Task
Below are some records. Say how many of their lines include the string "Relaxed", giving only the number.

Supplied information
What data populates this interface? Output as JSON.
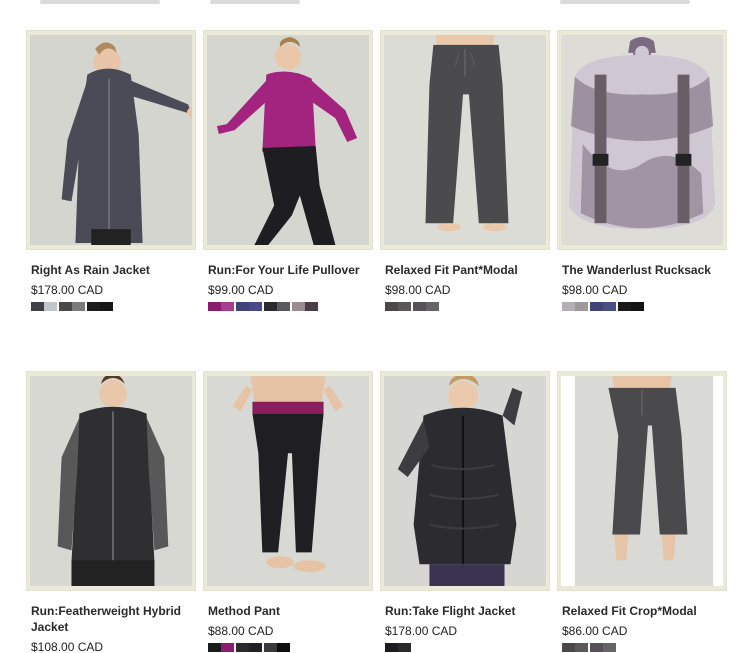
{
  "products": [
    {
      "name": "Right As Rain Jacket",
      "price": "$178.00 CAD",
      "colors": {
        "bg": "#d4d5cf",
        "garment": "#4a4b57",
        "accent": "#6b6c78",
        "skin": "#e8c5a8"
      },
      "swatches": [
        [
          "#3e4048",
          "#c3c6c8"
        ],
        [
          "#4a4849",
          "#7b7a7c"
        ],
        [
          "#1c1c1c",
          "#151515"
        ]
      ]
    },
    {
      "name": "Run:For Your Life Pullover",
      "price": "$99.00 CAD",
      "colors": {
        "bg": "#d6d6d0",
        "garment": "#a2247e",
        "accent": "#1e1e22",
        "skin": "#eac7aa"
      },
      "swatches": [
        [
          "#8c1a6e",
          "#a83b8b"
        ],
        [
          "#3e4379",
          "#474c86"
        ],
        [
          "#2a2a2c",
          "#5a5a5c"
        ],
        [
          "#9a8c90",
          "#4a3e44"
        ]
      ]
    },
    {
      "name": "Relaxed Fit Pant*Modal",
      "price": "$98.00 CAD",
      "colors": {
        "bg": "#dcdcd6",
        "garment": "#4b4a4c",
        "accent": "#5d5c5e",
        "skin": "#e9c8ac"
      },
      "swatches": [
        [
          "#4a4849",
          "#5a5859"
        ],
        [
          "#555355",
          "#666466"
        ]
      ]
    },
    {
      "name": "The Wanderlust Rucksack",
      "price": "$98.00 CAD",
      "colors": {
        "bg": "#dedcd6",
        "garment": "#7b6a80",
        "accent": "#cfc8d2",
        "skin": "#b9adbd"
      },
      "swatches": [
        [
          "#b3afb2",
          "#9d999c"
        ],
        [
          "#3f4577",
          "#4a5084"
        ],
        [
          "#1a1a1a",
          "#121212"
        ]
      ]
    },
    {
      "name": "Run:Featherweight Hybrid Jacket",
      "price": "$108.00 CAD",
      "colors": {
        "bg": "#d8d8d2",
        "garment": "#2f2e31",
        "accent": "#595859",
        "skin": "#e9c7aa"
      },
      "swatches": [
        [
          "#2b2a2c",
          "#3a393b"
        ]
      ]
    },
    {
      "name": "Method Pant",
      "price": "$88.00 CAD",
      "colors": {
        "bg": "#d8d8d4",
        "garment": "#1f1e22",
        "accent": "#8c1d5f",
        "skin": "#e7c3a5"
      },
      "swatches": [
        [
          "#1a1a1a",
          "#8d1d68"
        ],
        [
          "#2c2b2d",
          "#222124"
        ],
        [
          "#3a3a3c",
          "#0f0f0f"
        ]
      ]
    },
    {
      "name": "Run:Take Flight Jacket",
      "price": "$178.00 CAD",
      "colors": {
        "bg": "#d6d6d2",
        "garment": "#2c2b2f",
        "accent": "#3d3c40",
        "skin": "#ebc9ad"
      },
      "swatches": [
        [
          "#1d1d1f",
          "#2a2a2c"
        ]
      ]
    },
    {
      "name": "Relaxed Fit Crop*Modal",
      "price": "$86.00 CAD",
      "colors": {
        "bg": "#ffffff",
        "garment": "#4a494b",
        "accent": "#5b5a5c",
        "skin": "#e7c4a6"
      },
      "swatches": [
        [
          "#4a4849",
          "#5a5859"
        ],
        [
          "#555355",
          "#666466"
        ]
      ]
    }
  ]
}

Response for this exercise
2